Cardiovascular disease (CVD) is the major cause of death in the US, which has resulted in an intense search for CVD risk factors. Recent efforts have focused on novel CVD risk factors, as conventional risk factors may explain <50% of CVD. Endothelial progenitor cells (EPCs) are one such novel CVD risk factor. Endurance exercise training increases EPC number;however, most previous studies assessed only EPC numbers and colony forming units, which represent a minimal characterization of EPC function. This proposal expands on our previous work to study the cellular/molecular mechanisms underlying training-related changes in ex vivo EPC function, using a cross-sectional comparison combined with exercise training in sedentary older adults and training cessation in older endurance-trained athletes. We also will determine whether these training- induced changes translate to improved in vivo endothelial function.

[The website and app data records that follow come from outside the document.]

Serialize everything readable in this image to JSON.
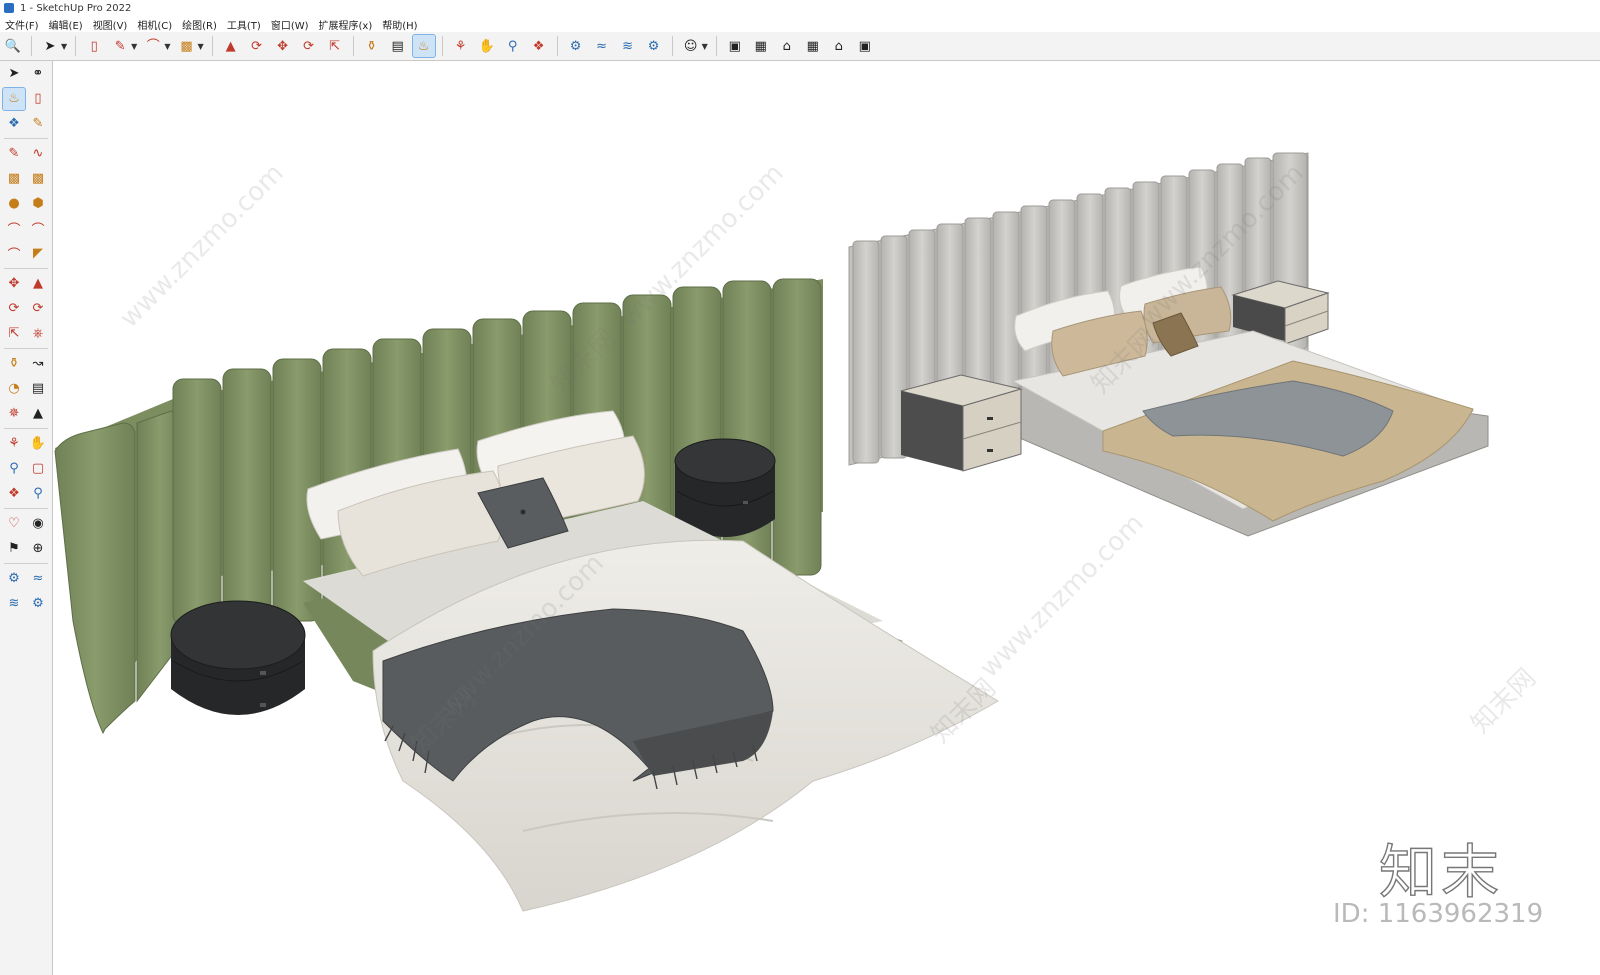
{
  "window": {
    "title": "1 - SketchUp Pro 2022"
  },
  "menu": [
    "文件(F)",
    "编辑(E)",
    "视图(V)",
    "相机(C)",
    "绘图(R)",
    "工具(T)",
    "窗口(W)",
    "扩展程序(x)",
    "帮助(H)"
  ],
  "watermark": {
    "site": "www.znzmo.com",
    "brand": "知末网",
    "logo": "知末",
    "id": "ID: 1163962319"
  },
  "colors": {
    "green_headboard": "#7f9163",
    "grey_headboard": "#c5c4c0",
    "bedding_white": "#e9e7e2",
    "throw_dark": "#55585a",
    "nightstand_black": "#2a2b2d",
    "pillow_beige": "#c9b79a"
  }
}
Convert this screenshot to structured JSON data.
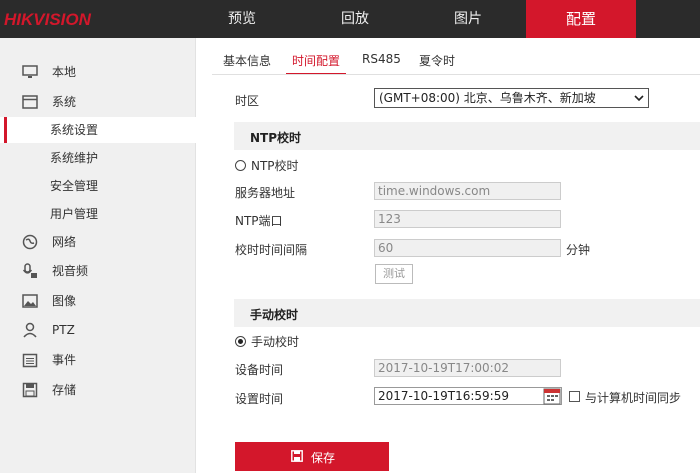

To better characterize ex vivo EPC function we will measure NADPH oxidase activity and expression, nitric oxide (NO) and reactive oxygen species (ROS) levels, and tube formation in CD34+-derived putative EPCs, under both standard and atherogenic culture environments. Our Hypothesis #1 is, that on a cross-sectional basis, older athletes will have better ex vivo EPC function under standard culture conditions and in response to an atherogenic culture environment than matched older sedentary individuals. Our definition of "better" EPC function is lower ex vivo EPC NADPH oxidase expression/activity and ROS levels and higher NO levels and tube formation. We will also assess in vivo endothelial function to determine if it can be used as a clinical index of ex vivo EPC function. Our Hypothesis #2 is that exercise training in sedentary individuals will improve, and training cessation in older athletes will worsen, ex vivo EPC function under standard culture conditions and in response to an atherogenic environment and in vivo endothelial function. These results will allow us to validly conclude that exercise training improves ex vivo EPC and in vivo endothelial function. We will then perform mechanistic studies by manipulating NADPH oxidase activity and NO levels in cultures to assess the degree to which EPC function in sedentary subjects can be improved by mimicking the intracellular EPC milieu evident in athletes. Our Hypothesis #3 is that both inhibiting NADPH oxidase and increasing intracellular NO in putative EPCs from sedentary individuals and from athletes after stopping training will improve ex vivo EPC function to levels similar to those of trained athletes. This mechanistic approach will allow us to quantify the extent to which exercise training effects on EPC function are a function of changes in EPC NADPH oxidase activity. Very few studies have addressed the interaction between EPCs, as a novel CVD risk factor, and exercise training, and virtually no studies have utilized human subjects and extended the studies to the cellular, metabolic, and mechanistic levels. Thus, we are in a unique position to expand dramatically our understanding of the mechanisms that underlie the benefits of exercise training on this novel CVD risk factor.
Many of the cardiovascular diseases that are so prevalent in the US are the result of damage to the internal lining of blood vessels, the endothelium. The endothelium is repaired by endothelial progenitor cells that are present in our blood. This project proposes to determine how exercise training affects the function of these cells, as well as examining the potential cellular and molecular mechanisms underlying any observed changes.
|Jenkins, Nathan T; Landers, Rian Q; Thakkar, Sunny R et al. (2011) Prior endurance exercise prevents postprandial lipaemia-induced increases in reactive oxygen species in circulating CD31+ cells. J Physiol 589:5539-53|